◆ **Data entries**:
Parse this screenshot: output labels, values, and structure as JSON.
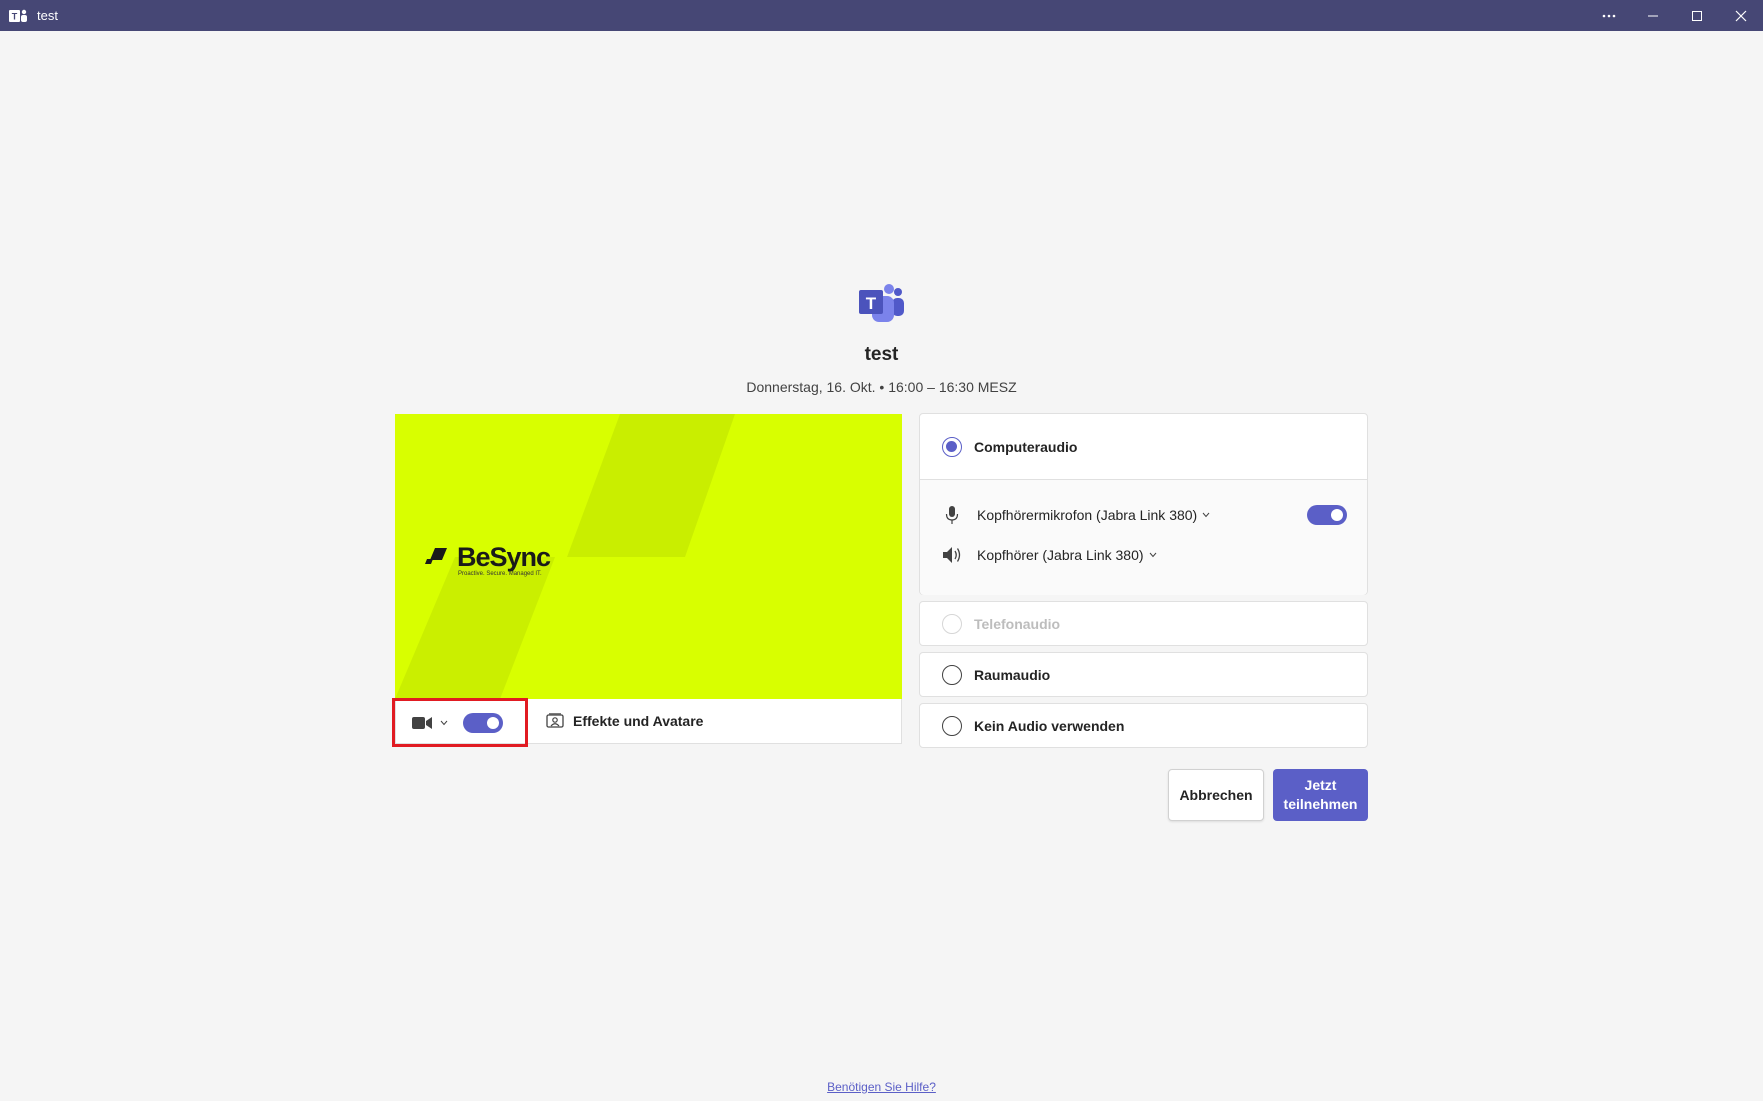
{
  "window": {
    "title": "test",
    "controls": [
      "more-options",
      "minimize",
      "maximize",
      "close"
    ]
  },
  "meeting": {
    "title": "test",
    "datetime": "Donnerstag, 16. Okt. • 16:00 – 16:30 MESZ"
  },
  "video": {
    "background_logo_text": "BeSync",
    "background_logo_tagline": "Proactive. Secure. Managed IT.",
    "camera_on": true,
    "effects_label": "Effekte und Avatare"
  },
  "audio": {
    "computer_audio": {
      "label": "Computeraudio",
      "selected": true
    },
    "microphone": {
      "label": "Kopfhörermikrofon (Jabra Link 380)",
      "enabled": true
    },
    "speaker": {
      "label": "Kopfhörer (Jabra Link 380)"
    },
    "phone_audio": {
      "label": "Telefonaudio",
      "disabled": true
    },
    "room_audio": {
      "label": "Raumaudio"
    },
    "no_audio": {
      "label": "Kein Audio verwenden"
    }
  },
  "actions": {
    "cancel": "Abbrechen",
    "join": "Jetzt teilnehmen"
  },
  "footer": {
    "help": "Benötigen Sie Hilfe?"
  },
  "colors": {
    "titlebar": "#464775",
    "accent": "#5b5fc7",
    "video_bg": "#d8ff00",
    "highlight_box": "#e11b22"
  }
}
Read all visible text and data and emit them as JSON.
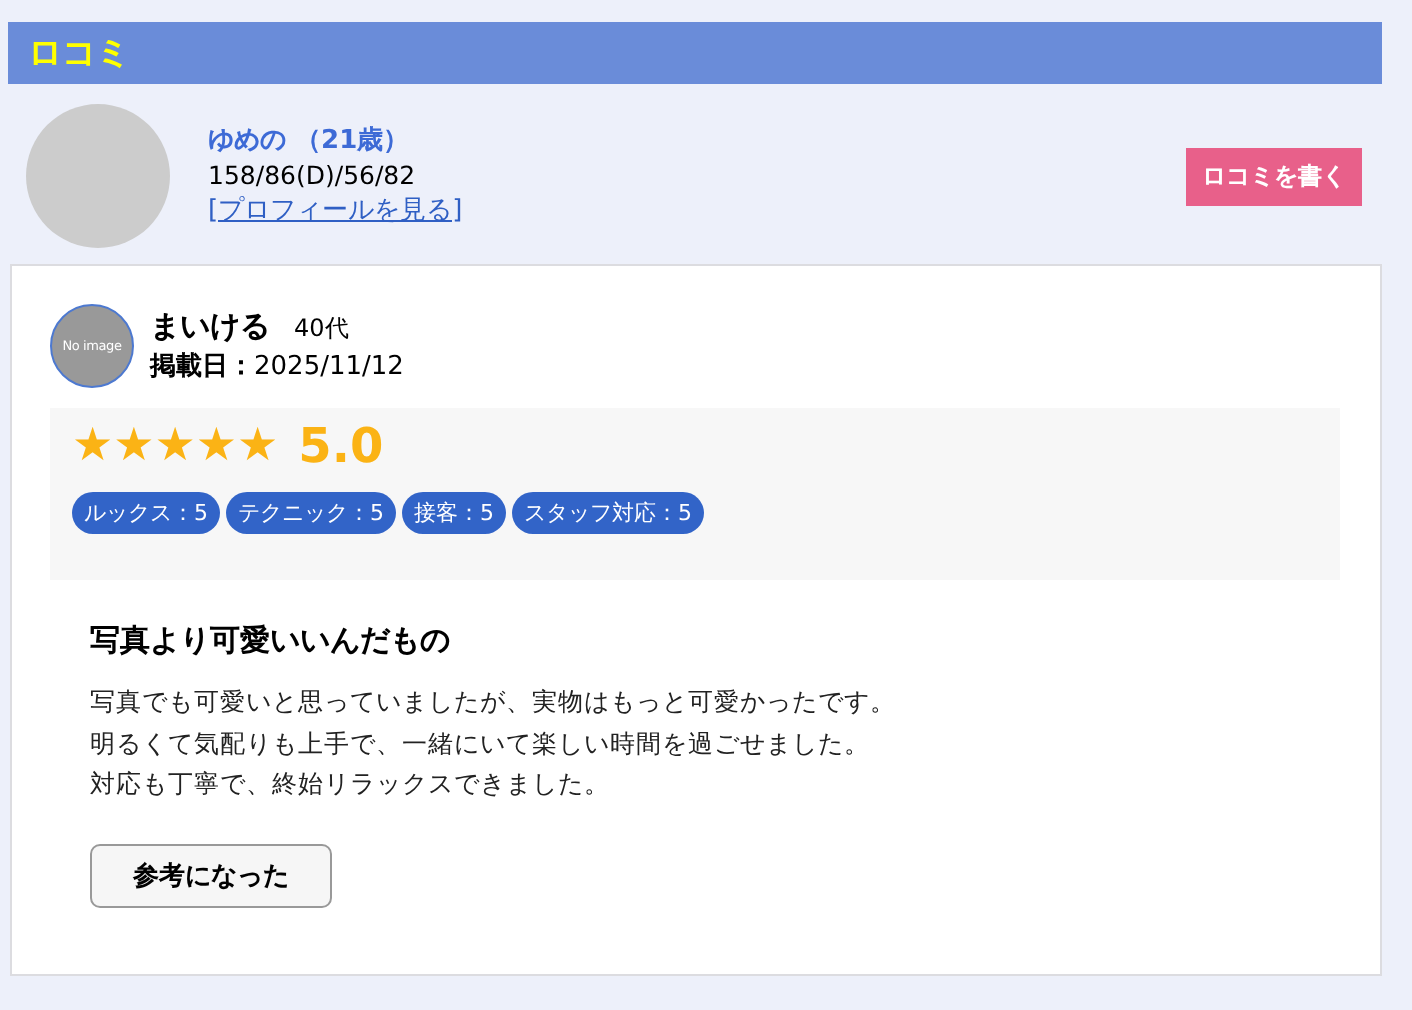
{
  "section": {
    "title": "ロコミ"
  },
  "profile": {
    "name": "ゆめの （21歳）",
    "measurements": "158/86(D)/56/82",
    "profile_link": "[プロフィールを見る]",
    "write_button": "ロコミを書く"
  },
  "review": {
    "avatar_text": "No image",
    "reviewer": "まいける",
    "age": "40代",
    "date_label": "掲載日：",
    "date": "2025/11/12",
    "stars": 5,
    "score": "5.0",
    "ratings": [
      {
        "label": "ルックス：5"
      },
      {
        "label": "テクニック：5"
      },
      {
        "label": "接客：5"
      },
      {
        "label": "スタッフ対応：5"
      }
    ],
    "title": "写真より可愛いいんだもの",
    "body": [
      "写真でも可愛いと思っていましたが、実物はもっと可愛かったです。",
      "明るくて気配りも上手で、一緒にいて楽しい時間を過ごせました。",
      "対応も丁寧で、終始リラックスできました。"
    ],
    "helpful_button": "参考になった"
  }
}
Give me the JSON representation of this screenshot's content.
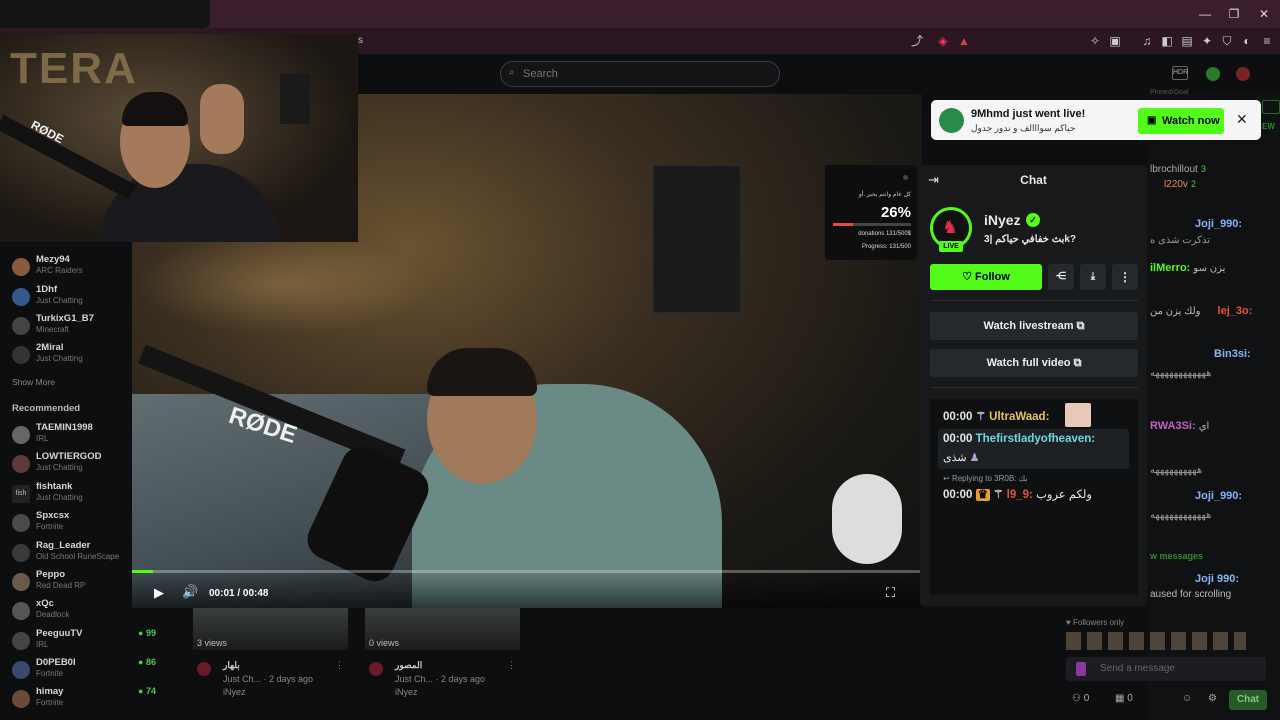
{
  "browser": {
    "address_suffix": "s"
  },
  "search": {
    "placeholder": "Search"
  },
  "sidebar": {
    "following": [
      {
        "name": "Mezy94",
        "category": "ARC Raiders"
      },
      {
        "name": "1Dhf",
        "category": "Just Chatting"
      },
      {
        "name": "TurkixG1_B7",
        "category": "Minecraft"
      },
      {
        "name": "2Miral",
        "category": "Just Chatting"
      }
    ],
    "show_more": "Show More",
    "recommended_title": "Recommended",
    "recommended": [
      {
        "name": "TAEMIN1998",
        "category": "IRL"
      },
      {
        "name": "LOWTIERGOD",
        "category": "Just Chatting"
      },
      {
        "name": "fishtank",
        "category": "Just Chatting"
      },
      {
        "name": "Spxcsx",
        "category": "Fortnite"
      },
      {
        "name": "Rag_Leader",
        "category": "Old School RuneScape"
      },
      {
        "name": "Peppo",
        "category": "Red Dead RP"
      },
      {
        "name": "xQc",
        "category": "Deadlock"
      },
      {
        "name": "PeeguuTV",
        "category": "IRL",
        "count": "99"
      },
      {
        "name": "D0PEB0I",
        "category": "Fortnite",
        "count": "86"
      },
      {
        "name": "himay",
        "category": "Fortnite",
        "count": "74"
      }
    ]
  },
  "video": {
    "time": "00:01 / 00:48",
    "progress": 0.027
  },
  "donation": {
    "header": "كل عام وانتم بخير .أو",
    "percent": "26%",
    "donations": "donations 131/500$",
    "progress_text": "Progress: 131/500"
  },
  "notification": {
    "title": "9Mhmd just went live!",
    "subtitle": "حياكم سوااالف و ندور جدول",
    "button": "Watch now"
  },
  "chatpanel": {
    "title": "Chat",
    "channel": "iNyez",
    "stream_title": "بث خفافي حياكم |3k?",
    "live_badge": "LIVE",
    "follow": "Follow",
    "watch_livestream": "Watch livestream",
    "watch_full": "Watch full video",
    "messages": [
      {
        "time": "00:00",
        "user": "UltraWaad:",
        "text": ""
      },
      {
        "time": "00:00",
        "user": "Thefirstladyofheaven:",
        "text": "شذى"
      },
      {
        "reply": "Replying to 3R0B: بك",
        "time": "00:00",
        "user": "l9_9:",
        "text": "ولكم عروب"
      }
    ]
  },
  "right_chat": {
    "top_label": "Pinned/Goal",
    "users": [
      {
        "name": "lbrochillout",
        "n": "3"
      },
      {
        "name": "l220v",
        "n": "2"
      }
    ],
    "lines": [
      {
        "user": "Joji_990:",
        "text": "تذكرت شذى ه"
      },
      {
        "user": "ilMerro:",
        "text": "يزن سو"
      },
      {
        "user": "lej_3o:",
        "text": "ولك يزن من"
      },
      {
        "user": "Bin3si:",
        "text": "ههههههههههههه"
      },
      {
        "user": "RWA3Si:",
        "text": "اي"
      },
      {
        "user": "",
        "text": "ههههههههههه"
      },
      {
        "user": "Joji_990:",
        "text": "ههههههههههههه"
      },
      {
        "user": "Joji 990:",
        "text": "aused for scrolling"
      }
    ],
    "new_messages": "w messages",
    "followers_only": "Followers only",
    "send_placeholder": "Send a message",
    "count": "0",
    "chat_button": "Chat"
  },
  "cards": [
    {
      "views": "3 views",
      "title": "بلهار",
      "meta": "Just Ch...  ·  2 days ago",
      "channel": "iNyez"
    },
    {
      "views": "0 views",
      "title": "المصور",
      "meta": "Just Ch...  ·  2 days ago",
      "channel": "iNyez"
    }
  ],
  "colors": {
    "accent": "#53fc18",
    "panel": "#17191b",
    "browser": "#3a1e2c"
  }
}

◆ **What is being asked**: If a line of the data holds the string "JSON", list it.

◆ **Exercise output**:
Parse this screenshot: output labels, values, and structure as JSON.
Read all visible text and data and emit them as JSON.
Give me the JSON representation of this screenshot's content.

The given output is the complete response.